• $15.6 billion to increase Pell Grants by $500, $0.6 billion added
Of course, this is just the combined highlights; the Stimulus and Recovery Act is well over 1,000 pages long. The administration, in an effort to become more tranparent, has set up a site in which anyone can track how and where the money is being spent: www.recovery.gov
The Stimulus Package, Before the Politicking
Published Thursday, January 29th, 2009
Last night, the US House of Representatives passed its version of President Obama’s Stimulus package. The original package-as of January 15th-before the House debated and changed the bill, contained the following provisions:
• $825 billion total
• $550 billion in new spending. (Federal Budget)
• $275 billion in tax relief ($1,000 tax cut for families, $500 tax cut for individuals through SS payroll deductions). (Tax as a percentage of GDP)
• $ 90 billion for infrastructure (Spending on infrastructure)
• $ 87 billion Medicaid aid to states. (Numbers of enrollees)
• $ 79 billion school districts/public colleges to prevent cutbacks. (Average finances by school district size)
• $ 41 billion for additional school funding ($14 billion for school modernizations and repairs, $13 billion for Title I, $13 billion for IDEA special education funding, $1 billion for education technology) (Spending for the Department of Education)
• $ 54 billion to encourage energy production from renewable sources (Non-Renewable v. Renewable)
• $ 24 billion for “health information technology to prevent medical mistakes, provide better care to patients and introduce cost-saving efficiencies” and “to provide for preventative care and to evaluate the most effective health care treatments.” (Cost per patient per day and per stay)
• $ 16 billion for science/technology ($10 billion for science facilities, research, and instrumentation; $6 billion to expand broadband to rural areas). (Research funds for science and technology)
• $ 15 billion to increase Pell grants by $500 (Rising tuition)
• $ 6 billion for “higher education modernization.” (Higher education Spending)
Education Budget Cut for 2008
Published Friday, January 23rd, 2009
The Department of Education currently administers a budget of $68.6 billion per year—$59.2 billion in discretionary appropriations and $9.4 billion in mandatory appropriations. It is important to note that education in America is primarily a State and local taxes, and Education’s budget is only a small part of both total national education spending and the overall Federal budget. Yet, the Department operates programs that touch on every area and level of education.
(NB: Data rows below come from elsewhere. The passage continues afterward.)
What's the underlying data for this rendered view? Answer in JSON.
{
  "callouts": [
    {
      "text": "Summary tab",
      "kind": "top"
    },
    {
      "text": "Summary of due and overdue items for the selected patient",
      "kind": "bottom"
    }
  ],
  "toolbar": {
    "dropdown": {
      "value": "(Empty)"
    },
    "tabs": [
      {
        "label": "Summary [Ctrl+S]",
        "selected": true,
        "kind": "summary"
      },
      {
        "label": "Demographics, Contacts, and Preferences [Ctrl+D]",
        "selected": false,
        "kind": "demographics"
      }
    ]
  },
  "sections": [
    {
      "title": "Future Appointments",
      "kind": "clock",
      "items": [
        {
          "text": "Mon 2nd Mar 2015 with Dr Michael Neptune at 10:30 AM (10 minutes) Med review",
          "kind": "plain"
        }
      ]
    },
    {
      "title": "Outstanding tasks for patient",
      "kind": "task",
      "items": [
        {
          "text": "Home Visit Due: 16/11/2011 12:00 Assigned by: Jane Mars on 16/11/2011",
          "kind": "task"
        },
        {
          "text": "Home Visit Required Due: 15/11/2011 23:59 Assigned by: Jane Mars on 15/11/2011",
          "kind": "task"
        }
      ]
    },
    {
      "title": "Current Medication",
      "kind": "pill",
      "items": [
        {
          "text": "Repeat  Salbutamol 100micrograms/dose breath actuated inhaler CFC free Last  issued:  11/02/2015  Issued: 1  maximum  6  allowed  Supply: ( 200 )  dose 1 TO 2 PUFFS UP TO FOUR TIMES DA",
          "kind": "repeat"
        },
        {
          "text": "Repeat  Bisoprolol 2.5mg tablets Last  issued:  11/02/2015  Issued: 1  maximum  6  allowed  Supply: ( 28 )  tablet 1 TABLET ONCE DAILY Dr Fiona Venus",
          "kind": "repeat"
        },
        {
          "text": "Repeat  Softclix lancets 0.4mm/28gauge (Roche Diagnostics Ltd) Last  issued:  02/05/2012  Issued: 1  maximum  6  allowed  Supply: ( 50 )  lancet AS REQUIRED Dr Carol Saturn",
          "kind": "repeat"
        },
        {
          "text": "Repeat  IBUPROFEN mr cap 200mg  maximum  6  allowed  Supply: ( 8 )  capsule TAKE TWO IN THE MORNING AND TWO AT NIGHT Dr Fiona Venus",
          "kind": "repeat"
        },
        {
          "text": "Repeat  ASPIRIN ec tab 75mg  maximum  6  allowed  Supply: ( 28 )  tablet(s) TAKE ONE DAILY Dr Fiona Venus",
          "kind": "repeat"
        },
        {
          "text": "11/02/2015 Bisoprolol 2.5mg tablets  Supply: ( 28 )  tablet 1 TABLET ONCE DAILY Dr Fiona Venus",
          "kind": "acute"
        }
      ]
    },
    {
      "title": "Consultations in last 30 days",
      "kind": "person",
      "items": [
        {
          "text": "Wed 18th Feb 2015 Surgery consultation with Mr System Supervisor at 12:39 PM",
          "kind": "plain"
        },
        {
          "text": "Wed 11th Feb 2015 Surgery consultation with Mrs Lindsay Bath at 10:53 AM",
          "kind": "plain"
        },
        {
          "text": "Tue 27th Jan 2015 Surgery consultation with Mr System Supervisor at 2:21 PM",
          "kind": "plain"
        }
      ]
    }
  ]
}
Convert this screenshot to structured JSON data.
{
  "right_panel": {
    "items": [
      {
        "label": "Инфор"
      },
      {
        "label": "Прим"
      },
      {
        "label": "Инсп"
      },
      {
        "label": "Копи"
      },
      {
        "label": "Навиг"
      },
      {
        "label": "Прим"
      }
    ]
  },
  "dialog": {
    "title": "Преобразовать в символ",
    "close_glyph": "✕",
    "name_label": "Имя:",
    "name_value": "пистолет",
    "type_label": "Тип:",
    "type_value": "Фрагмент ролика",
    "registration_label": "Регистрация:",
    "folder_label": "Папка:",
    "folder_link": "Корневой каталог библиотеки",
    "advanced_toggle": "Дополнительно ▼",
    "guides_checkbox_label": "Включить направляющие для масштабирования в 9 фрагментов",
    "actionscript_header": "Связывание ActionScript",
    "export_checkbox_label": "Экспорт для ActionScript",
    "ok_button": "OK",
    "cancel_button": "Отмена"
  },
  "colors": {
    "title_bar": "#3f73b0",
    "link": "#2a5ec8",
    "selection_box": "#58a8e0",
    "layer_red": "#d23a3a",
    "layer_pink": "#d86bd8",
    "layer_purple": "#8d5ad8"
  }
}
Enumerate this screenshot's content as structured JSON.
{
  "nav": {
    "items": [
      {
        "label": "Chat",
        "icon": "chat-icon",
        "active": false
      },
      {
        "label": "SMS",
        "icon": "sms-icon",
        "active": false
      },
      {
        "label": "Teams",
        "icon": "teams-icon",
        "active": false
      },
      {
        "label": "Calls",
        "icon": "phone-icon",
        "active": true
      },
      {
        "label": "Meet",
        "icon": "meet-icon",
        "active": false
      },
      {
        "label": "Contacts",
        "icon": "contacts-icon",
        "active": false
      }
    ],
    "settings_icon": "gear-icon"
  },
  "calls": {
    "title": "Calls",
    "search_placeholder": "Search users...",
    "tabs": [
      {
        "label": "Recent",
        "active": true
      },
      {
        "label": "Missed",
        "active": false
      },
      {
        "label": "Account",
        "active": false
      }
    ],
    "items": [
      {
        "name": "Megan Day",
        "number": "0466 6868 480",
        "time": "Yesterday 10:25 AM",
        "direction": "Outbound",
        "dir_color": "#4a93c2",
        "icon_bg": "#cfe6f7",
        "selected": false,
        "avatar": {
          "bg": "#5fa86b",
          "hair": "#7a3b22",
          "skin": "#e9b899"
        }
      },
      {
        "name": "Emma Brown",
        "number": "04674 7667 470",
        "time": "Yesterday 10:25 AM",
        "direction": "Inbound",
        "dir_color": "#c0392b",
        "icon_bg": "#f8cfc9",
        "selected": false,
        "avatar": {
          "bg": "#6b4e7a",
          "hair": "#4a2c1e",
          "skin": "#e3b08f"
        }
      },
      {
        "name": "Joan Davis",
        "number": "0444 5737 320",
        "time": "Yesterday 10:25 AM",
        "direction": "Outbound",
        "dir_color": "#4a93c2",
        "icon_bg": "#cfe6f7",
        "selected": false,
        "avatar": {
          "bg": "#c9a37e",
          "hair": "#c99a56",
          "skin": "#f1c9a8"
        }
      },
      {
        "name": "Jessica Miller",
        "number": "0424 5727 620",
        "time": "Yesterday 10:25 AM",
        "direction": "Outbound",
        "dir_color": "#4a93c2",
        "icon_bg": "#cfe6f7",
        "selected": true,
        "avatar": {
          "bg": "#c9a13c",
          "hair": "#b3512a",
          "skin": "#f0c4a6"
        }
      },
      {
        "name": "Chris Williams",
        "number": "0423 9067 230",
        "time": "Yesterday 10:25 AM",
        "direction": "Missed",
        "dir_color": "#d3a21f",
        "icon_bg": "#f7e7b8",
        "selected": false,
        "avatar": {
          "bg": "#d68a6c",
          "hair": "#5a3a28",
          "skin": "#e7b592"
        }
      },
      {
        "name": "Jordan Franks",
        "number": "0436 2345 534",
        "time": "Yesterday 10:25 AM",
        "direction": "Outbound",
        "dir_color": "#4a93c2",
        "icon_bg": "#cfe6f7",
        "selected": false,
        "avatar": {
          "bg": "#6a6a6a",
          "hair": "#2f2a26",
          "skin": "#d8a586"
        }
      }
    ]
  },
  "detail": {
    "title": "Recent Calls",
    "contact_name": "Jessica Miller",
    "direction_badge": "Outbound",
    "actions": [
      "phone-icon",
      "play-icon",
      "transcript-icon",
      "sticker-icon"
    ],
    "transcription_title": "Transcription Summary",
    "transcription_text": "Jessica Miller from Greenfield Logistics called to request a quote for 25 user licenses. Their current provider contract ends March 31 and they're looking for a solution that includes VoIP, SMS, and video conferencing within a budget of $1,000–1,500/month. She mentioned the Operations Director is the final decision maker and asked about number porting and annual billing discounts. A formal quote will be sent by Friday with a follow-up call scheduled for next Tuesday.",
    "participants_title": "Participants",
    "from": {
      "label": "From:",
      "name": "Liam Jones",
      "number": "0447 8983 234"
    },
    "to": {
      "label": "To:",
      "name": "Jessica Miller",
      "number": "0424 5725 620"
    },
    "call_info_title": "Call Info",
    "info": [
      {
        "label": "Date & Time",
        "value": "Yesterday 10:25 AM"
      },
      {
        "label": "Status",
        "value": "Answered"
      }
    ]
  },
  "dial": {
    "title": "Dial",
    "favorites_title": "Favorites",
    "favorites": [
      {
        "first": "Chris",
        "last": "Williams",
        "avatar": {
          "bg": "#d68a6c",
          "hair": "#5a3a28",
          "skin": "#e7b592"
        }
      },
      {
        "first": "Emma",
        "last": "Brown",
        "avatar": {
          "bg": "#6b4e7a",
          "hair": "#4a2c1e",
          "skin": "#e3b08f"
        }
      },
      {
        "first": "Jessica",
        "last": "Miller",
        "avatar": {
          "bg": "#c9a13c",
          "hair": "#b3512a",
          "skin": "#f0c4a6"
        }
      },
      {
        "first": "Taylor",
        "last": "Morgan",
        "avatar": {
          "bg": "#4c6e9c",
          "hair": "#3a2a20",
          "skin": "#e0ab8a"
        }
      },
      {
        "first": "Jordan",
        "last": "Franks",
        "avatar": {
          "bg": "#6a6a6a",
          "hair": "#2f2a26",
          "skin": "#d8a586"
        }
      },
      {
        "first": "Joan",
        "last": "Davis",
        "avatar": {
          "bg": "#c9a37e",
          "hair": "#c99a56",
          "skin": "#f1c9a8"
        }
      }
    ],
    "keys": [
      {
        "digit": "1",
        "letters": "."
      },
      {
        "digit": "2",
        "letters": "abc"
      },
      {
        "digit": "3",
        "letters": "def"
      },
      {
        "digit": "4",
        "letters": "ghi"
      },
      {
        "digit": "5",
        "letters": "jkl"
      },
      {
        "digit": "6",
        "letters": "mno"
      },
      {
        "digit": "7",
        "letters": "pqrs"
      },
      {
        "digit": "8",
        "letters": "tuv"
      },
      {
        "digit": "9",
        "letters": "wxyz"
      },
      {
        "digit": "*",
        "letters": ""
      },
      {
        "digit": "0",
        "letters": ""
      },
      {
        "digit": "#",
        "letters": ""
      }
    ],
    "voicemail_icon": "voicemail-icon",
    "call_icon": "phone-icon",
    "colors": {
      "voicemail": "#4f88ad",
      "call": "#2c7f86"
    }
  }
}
The budget for the Department of Education in 2008 was cut 1.75% across the board which was applied equally to all domestic programs, yet dollar amount it is $1 billion more than the 2007 budget. Those programs increased were Title I by $1 billion to $13.9 billion; improving teacher quality increased $48 million to $2.94 billion; Special Education Grants increased $165 million to $1.08 billion. Those cut include the Career and Technical Education programs, which decreased $20 million to $1.16 billion; the Reading First program cut $643 million to $506 Million. Zeroed out were $99 million in state grants for innovative programs and $11 million for the Star Schools program which helps telecommunications and distance education programs. Also, another major cut was the $64 million from the Safe and Drug Free Schools program to $513 million.
U.S. Department Of Education - http://www.ed.gov/index.jhtml?src=a
The Department of Education was created in 1980 by combining offices from several federal agencies. The Department's mission is to promote student achievement and preparation for global competitiveness by fostering educational excellence and ensuring equal access. The site contains a host of statistics and research regarding all aspects of the issues of education.
FREE -- Federal Resources for Educational Excellence
FREE makes it easier to find teaching and learning resources from the federal government. More than 1,500 federally supported teaching and learning resources are included from dozens of federal agencies. New sites are added regularly.